SUPPLIED DATA |

────────────────────

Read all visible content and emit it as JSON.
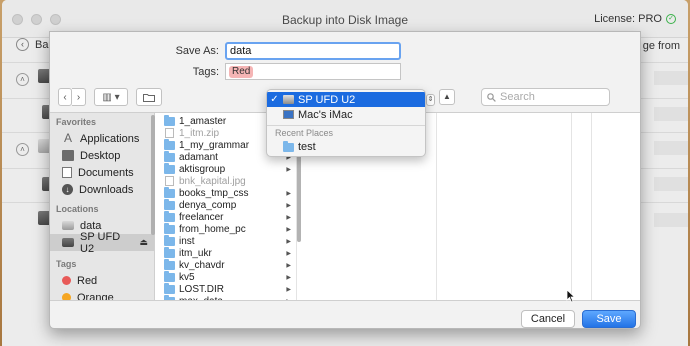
{
  "app": {
    "title": "Backup into Disk Image",
    "license": "License: PRO",
    "back_label": "Bac",
    "right_truncated": "ge from"
  },
  "sheet": {
    "save_as_label": "Save As:",
    "save_as_value": "data",
    "tags_label": "Tags:",
    "tag_value": "Red",
    "search_placeholder": "Search"
  },
  "sidebar": {
    "favorites_header": "Favorites",
    "favorites": [
      {
        "label": "Applications",
        "icon": "applications-icon"
      },
      {
        "label": "Desktop",
        "icon": "desktop-icon"
      },
      {
        "label": "Documents",
        "icon": "documents-icon"
      },
      {
        "label": "Downloads",
        "icon": "downloads-icon"
      }
    ],
    "locations_header": "Locations",
    "locations": [
      {
        "label": "data",
        "icon": "drive-icon"
      },
      {
        "label": "SP UFD U2",
        "icon": "drive-icon",
        "selected": true,
        "eject": "⏏"
      }
    ],
    "tags_header": "Tags",
    "tags": [
      {
        "label": "Red",
        "color": "#e85a58"
      },
      {
        "label": "Orange",
        "color": "#f5a623"
      }
    ]
  },
  "files": [
    {
      "name": "1_amaster",
      "type": "folder",
      "dim": false,
      "arrow": true
    },
    {
      "name": "1_itm.zip",
      "type": "file",
      "dim": true,
      "arrow": false
    },
    {
      "name": "1_my_grammar",
      "type": "folder",
      "dim": false,
      "arrow": true
    },
    {
      "name": "adamant",
      "type": "folder",
      "dim": false,
      "arrow": true
    },
    {
      "name": "aktisgroup",
      "type": "folder",
      "dim": false,
      "arrow": true
    },
    {
      "name": "bnk_kapital.jpg",
      "type": "file",
      "dim": true,
      "arrow": false
    },
    {
      "name": "books_tmp_css",
      "type": "folder",
      "dim": false,
      "arrow": true
    },
    {
      "name": "denya_comp",
      "type": "folder",
      "dim": false,
      "arrow": true
    },
    {
      "name": "freelancer",
      "type": "folder",
      "dim": false,
      "arrow": true
    },
    {
      "name": "from_home_pc",
      "type": "folder",
      "dim": false,
      "arrow": true
    },
    {
      "name": "inst",
      "type": "folder",
      "dim": false,
      "arrow": true
    },
    {
      "name": "itm_ukr",
      "type": "folder",
      "dim": false,
      "arrow": true
    },
    {
      "name": "kv_chavdr",
      "type": "folder",
      "dim": false,
      "arrow": true
    },
    {
      "name": "kv5",
      "type": "folder",
      "dim": false,
      "arrow": true
    },
    {
      "name": "LOST.DIR",
      "type": "folder",
      "dim": false,
      "arrow": true
    },
    {
      "name": "max_data",
      "type": "folder",
      "dim": false,
      "arrow": true
    }
  ],
  "dropdown": {
    "items": [
      {
        "label": "SP UFD U2",
        "checked": true,
        "icon": "drive-icon"
      },
      {
        "label": "Mac's iMac",
        "checked": false,
        "icon": "imac-icon"
      }
    ],
    "recent_header": "Recent Places",
    "recent": [
      {
        "label": "test",
        "icon": "folder-icon"
      }
    ]
  },
  "buttons": {
    "cancel": "Cancel",
    "save": "Save"
  },
  "colors": {
    "accent": "#2373e6",
    "folder": "#7cb7ea",
    "tag_red": "#f5b5b5"
  }
}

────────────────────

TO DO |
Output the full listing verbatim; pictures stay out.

SOLUTION TO THIS EXERCISE |
Read all visible content and emit it as JSON.
{
  "app": {
    "title": "Backup into Disk Image",
    "license": "License: PRO",
    "back_label": "Bac",
    "right_truncated": "ge from"
  },
  "sheet": {
    "save_as_label": "Save As:",
    "save_as_value": "data",
    "tags_label": "Tags:",
    "tag_value": "Red",
    "search_placeholder": "Search"
  },
  "sidebar": {
    "favorites_header": "Favorites",
    "favorites": [
      {
        "label": "Applications",
        "icon": "applications-icon"
      },
      {
        "label": "Desktop",
        "icon": "desktop-icon"
      },
      {
        "label": "Documents",
        "icon": "documents-icon"
      },
      {
        "label": "Downloads",
        "icon": "downloads-icon"
      }
    ],
    "locations_header": "Locations",
    "locations": [
      {
        "label": "data",
        "icon": "drive-icon"
      },
      {
        "label": "SP UFD U2",
        "icon": "drive-icon",
        "selected": true,
        "eject": "⏏"
      }
    ],
    "tags_header": "Tags",
    "tags": [
      {
        "label": "Red",
        "color": "#e85a58"
      },
      {
        "label": "Orange",
        "color": "#f5a623"
      }
    ]
  },
  "files": [
    {
      "name": "1_amaster",
      "type": "folder",
      "dim": false,
      "arrow": true
    },
    {
      "name": "1_itm.zip",
      "type": "file",
      "dim": true,
      "arrow": false
    },
    {
      "name": "1_my_grammar",
      "type": "folder",
      "dim": false,
      "arrow": true
    },
    {
      "name": "adamant",
      "type": "folder",
      "dim": false,
      "arrow": true
    },
    {
      "name": "aktisgroup",
      "type": "folder",
      "dim": false,
      "arrow": true
    },
    {
      "name": "bnk_kapital.jpg",
      "type": "file",
      "dim": true,
      "arrow": false
    },
    {
      "name": "books_tmp_css",
      "type": "folder",
      "dim": false,
      "arrow": true
    },
    {
      "name": "denya_comp",
      "type": "folder",
      "dim": false,
      "arrow": true
    },
    {
      "name": "freelancer",
      "type": "folder",
      "dim": false,
      "arrow": true
    },
    {
      "name": "from_home_pc",
      "type": "folder",
      "dim": false,
      "arrow": true
    },
    {
      "name": "inst",
      "type": "folder",
      "dim": false,
      "arrow": true
    },
    {
      "name": "itm_ukr",
      "type": "folder",
      "dim": false,
      "arrow": true
    },
    {
      "name": "kv_chavdr",
      "type": "folder",
      "dim": false,
      "arrow": true
    },
    {
      "name": "kv5",
      "type": "folder",
      "dim": false,
      "arrow": true
    },
    {
      "name": "LOST.DIR",
      "type": "folder",
      "dim": false,
      "arrow": true
    },
    {
      "name": "max_data",
      "type": "folder",
      "dim": false,
      "arrow": true
    }
  ],
  "dropdown": {
    "items": [
      {
        "label": "SP UFD U2",
        "checked": true,
        "icon": "drive-icon"
      },
      {
        "label": "Mac's iMac",
        "checked": false,
        "icon": "imac-icon"
      }
    ],
    "recent_header": "Recent Places",
    "recent": [
      {
        "label": "test",
        "icon": "folder-icon"
      }
    ]
  },
  "buttons": {
    "cancel": "Cancel",
    "save": "Save"
  },
  "colors": {
    "accent": "#2373e6",
    "folder": "#7cb7ea",
    "tag_red": "#f5b5b5"
  }
}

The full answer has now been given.